▸ **Input records**:
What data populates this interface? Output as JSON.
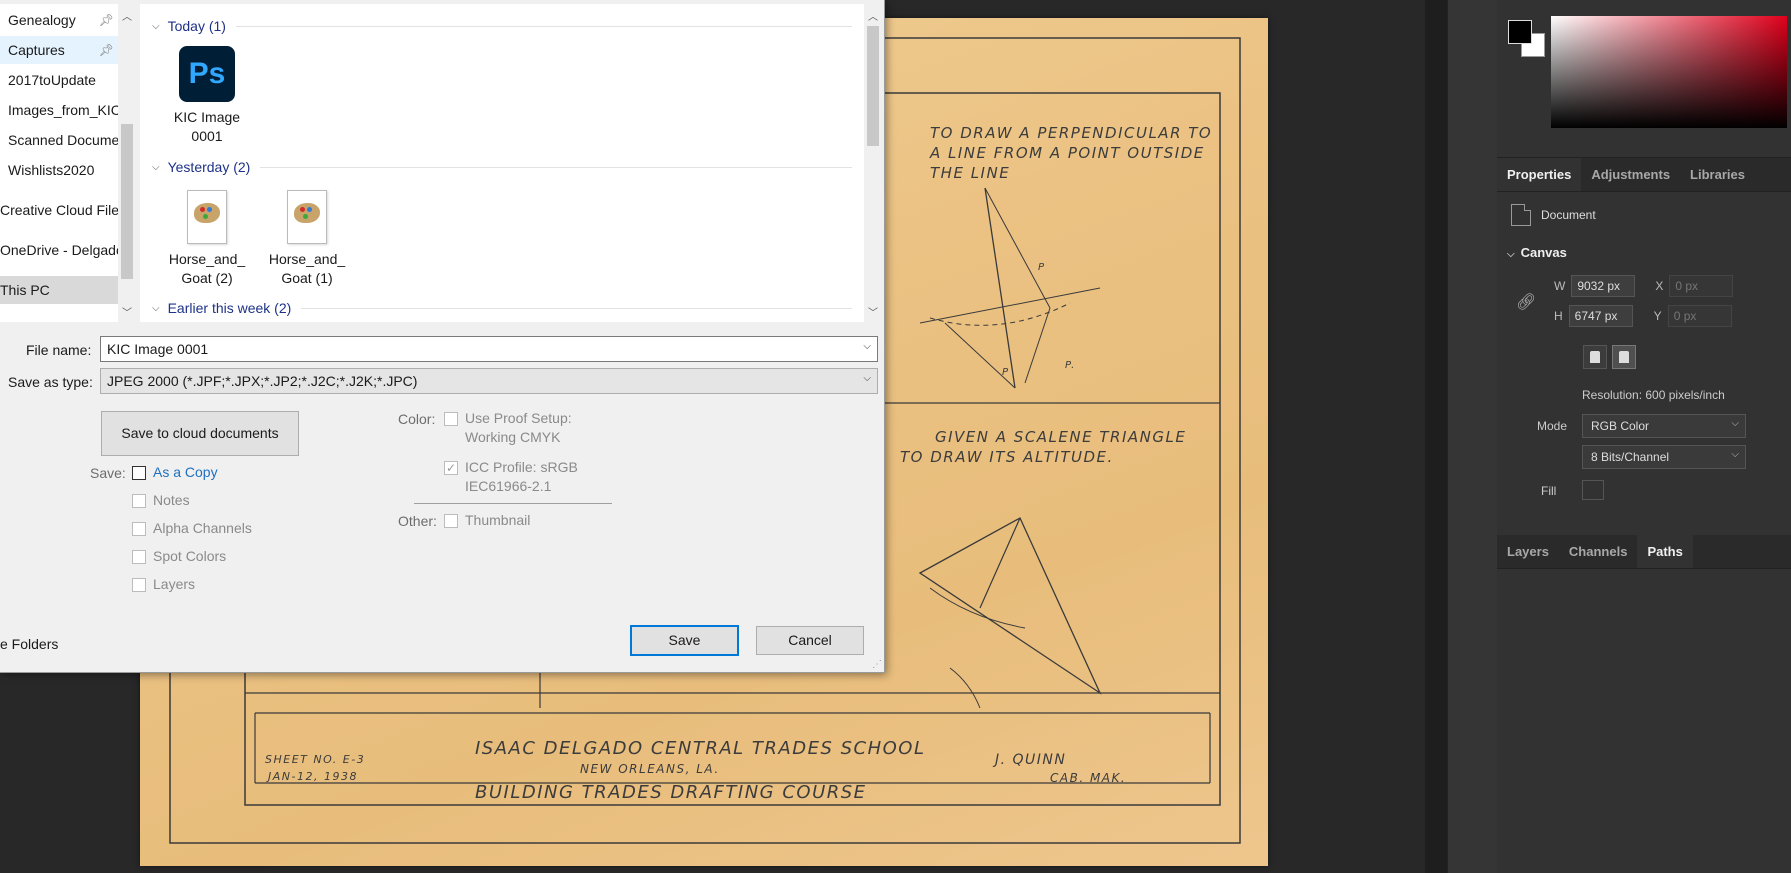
{
  "nav": {
    "items": [
      {
        "label": "Genealogy",
        "pinned": true
      },
      {
        "label": "Captures",
        "pinned": true
      },
      {
        "label": "2017toUpdate",
        "pinned": false
      },
      {
        "label": "Images_from_KIC",
        "pinned": false
      },
      {
        "label": "Scanned Documents",
        "pinned": false
      },
      {
        "label": "Wishlists2020",
        "pinned": false
      },
      {
        "label": "Creative Cloud Files",
        "pinned": false
      },
      {
        "label": "OneDrive - Delgado",
        "pinned": false
      },
      {
        "label": "This PC",
        "pinned": false
      }
    ],
    "hide_folders": "e Folders"
  },
  "files": {
    "groups": [
      {
        "label": "Today (1)"
      },
      {
        "label": "Yesterday (2)"
      },
      {
        "label": "Earlier this week (2)"
      }
    ],
    "items": [
      {
        "name_line1": "KIC Image",
        "name_line2": "0001",
        "icon": "photoshop-icon",
        "icon_text": "Ps"
      },
      {
        "name_line1": "Horse_and_",
        "name_line2": "Goat (2)",
        "icon": "paint-file-icon"
      },
      {
        "name_line1": "Horse_and_",
        "name_line2": "Goat (1)",
        "icon": "paint-file-icon"
      }
    ]
  },
  "form": {
    "file_name_label": "File name:",
    "file_name_value": "KIC Image 0001",
    "save_type_label": "Save as type:",
    "save_type_value": "JPEG 2000 (*.JPF;*.JPX;*.JP2;*.J2C;*.J2K;*.JPC)"
  },
  "options": {
    "cloud_button": "Save to cloud documents",
    "save_label": "Save:",
    "as_copy": "As a Copy",
    "notes": "Notes",
    "alpha_channels": "Alpha Channels",
    "spot_colors": "Spot Colors",
    "layers": "Layers",
    "color_label": "Color:",
    "use_proof_line1": "Use Proof Setup:",
    "use_proof_line2": "Working CMYK",
    "icc_line1": "ICC Profile:  sRGB",
    "icc_line2": "IEC61966-2.1",
    "other_label": "Other:",
    "thumbnail": "Thumbnail",
    "save_button": "Save",
    "cancel_button": "Cancel"
  },
  "drawing": {
    "top_text_1": "TO DRAW A PERPENDICULAR TO",
    "top_text_2": "A LINE FROM A POINT OUTSIDE",
    "top_text_3": "THE LINE",
    "mid_text_1": "GIVEN A SCALENE TRIANGLE",
    "mid_text_2": "TO DRAW ITS ALTITUDE.",
    "sheet_no": "SHEET NO. E-3",
    "sheet_date": "JAN-12, 1938",
    "school": "ISAAC DELGADO CENTRAL TRADES SCHOOL",
    "city": "NEW ORLEANS, LA.",
    "course": "BUILDING TRADES DRAFTING COURSE",
    "author": "J. QUINN",
    "author_sub": "CAB. MAK.",
    "label_p1": "P",
    "label_p2": "P.",
    "label_p3": "P"
  },
  "properties": {
    "tabs": [
      "Properties",
      "Adjustments",
      "Libraries"
    ],
    "active_tab": "Properties",
    "document_label": "Document",
    "canvas_label": "Canvas",
    "w_label": "W",
    "w_value": "9032 px",
    "h_label": "H",
    "h_value": "6747 px",
    "x_label": "X",
    "x_placeholder": "0 px",
    "y_label": "Y",
    "y_placeholder": "0 px",
    "resolution": "Resolution: 600 pixels/inch",
    "mode_label": "Mode",
    "mode_value": "RGB Color",
    "depth_value": "8 Bits/Channel",
    "fill_label": "Fill"
  },
  "layers_panel": {
    "tabs": [
      "Layers",
      "Channels",
      "Paths"
    ],
    "active_tab": "Paths"
  },
  "colors": {
    "accent": "#0078d7",
    "foreground": "#000000",
    "background": "#ffffff",
    "group_header": "#1e3287"
  }
}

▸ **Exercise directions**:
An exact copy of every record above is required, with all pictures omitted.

▸ **Written solution**:
What data populates this interface? Output as JSON.
{
  "nav": {
    "items": [
      {
        "label": "Genealogy",
        "pinned": true
      },
      {
        "label": "Captures",
        "pinned": true
      },
      {
        "label": "2017toUpdate",
        "pinned": false
      },
      {
        "label": "Images_from_KIC",
        "pinned": false
      },
      {
        "label": "Scanned Documents",
        "pinned": false
      },
      {
        "label": "Wishlists2020",
        "pinned": false
      },
      {
        "label": "Creative Cloud Files",
        "pinned": false
      },
      {
        "label": "OneDrive - Delgado",
        "pinned": false
      },
      {
        "label": "This PC",
        "pinned": false
      }
    ],
    "hide_folders": "e Folders"
  },
  "files": {
    "groups": [
      {
        "label": "Today (1)"
      },
      {
        "label": "Yesterday (2)"
      },
      {
        "label": "Earlier this week (2)"
      }
    ],
    "items": [
      {
        "name_line1": "KIC Image",
        "name_line2": "0001",
        "icon": "photoshop-icon",
        "icon_text": "Ps"
      },
      {
        "name_line1": "Horse_and_",
        "name_line2": "Goat (2)",
        "icon": "paint-file-icon"
      },
      {
        "name_line1": "Horse_and_",
        "name_line2": "Goat (1)",
        "icon": "paint-file-icon"
      }
    ]
  },
  "form": {
    "file_name_label": "File name:",
    "file_name_value": "KIC Image 0001",
    "save_type_label": "Save as type:",
    "save_type_value": "JPEG 2000 (*.JPF;*.JPX;*.JP2;*.J2C;*.J2K;*.JPC)"
  },
  "options": {
    "cloud_button": "Save to cloud documents",
    "save_label": "Save:",
    "as_copy": "As a Copy",
    "notes": "Notes",
    "alpha_channels": "Alpha Channels",
    "spot_colors": "Spot Colors",
    "layers": "Layers",
    "color_label": "Color:",
    "use_proof_line1": "Use Proof Setup:",
    "use_proof_line2": "Working CMYK",
    "icc_line1": "ICC Profile:  sRGB",
    "icc_line2": "IEC61966-2.1",
    "other_label": "Other:",
    "thumbnail": "Thumbnail",
    "save_button": "Save",
    "cancel_button": "Cancel"
  },
  "drawing": {
    "top_text_1": "TO DRAW A PERPENDICULAR TO",
    "top_text_2": "A LINE FROM A POINT OUTSIDE",
    "top_text_3": "THE LINE",
    "mid_text_1": "GIVEN A SCALENE TRIANGLE",
    "mid_text_2": "TO DRAW ITS ALTITUDE.",
    "sheet_no": "SHEET NO. E-3",
    "sheet_date": "JAN-12, 1938",
    "school": "ISAAC DELGADO CENTRAL TRADES SCHOOL",
    "city": "NEW ORLEANS, LA.",
    "course": "BUILDING TRADES DRAFTING COURSE",
    "author": "J. QUINN",
    "author_sub": "CAB. MAK.",
    "label_p1": "P",
    "label_p2": "P.",
    "label_p3": "P"
  },
  "properties": {
    "tabs": [
      "Properties",
      "Adjustments",
      "Libraries"
    ],
    "active_tab": "Properties",
    "document_label": "Document",
    "canvas_label": "Canvas",
    "w_label": "W",
    "w_value": "9032 px",
    "h_label": "H",
    "h_value": "6747 px",
    "x_label": "X",
    "x_placeholder": "0 px",
    "y_label": "Y",
    "y_placeholder": "0 px",
    "resolution": "Resolution: 600 pixels/inch",
    "mode_label": "Mode",
    "mode_value": "RGB Color",
    "depth_value": "8 Bits/Channel",
    "fill_label": "Fill"
  },
  "layers_panel": {
    "tabs": [
      "Layers",
      "Channels",
      "Paths"
    ],
    "active_tab": "Paths"
  },
  "colors": {
    "accent": "#0078d7",
    "foreground": "#000000",
    "background": "#ffffff",
    "group_header": "#1e3287"
  }
}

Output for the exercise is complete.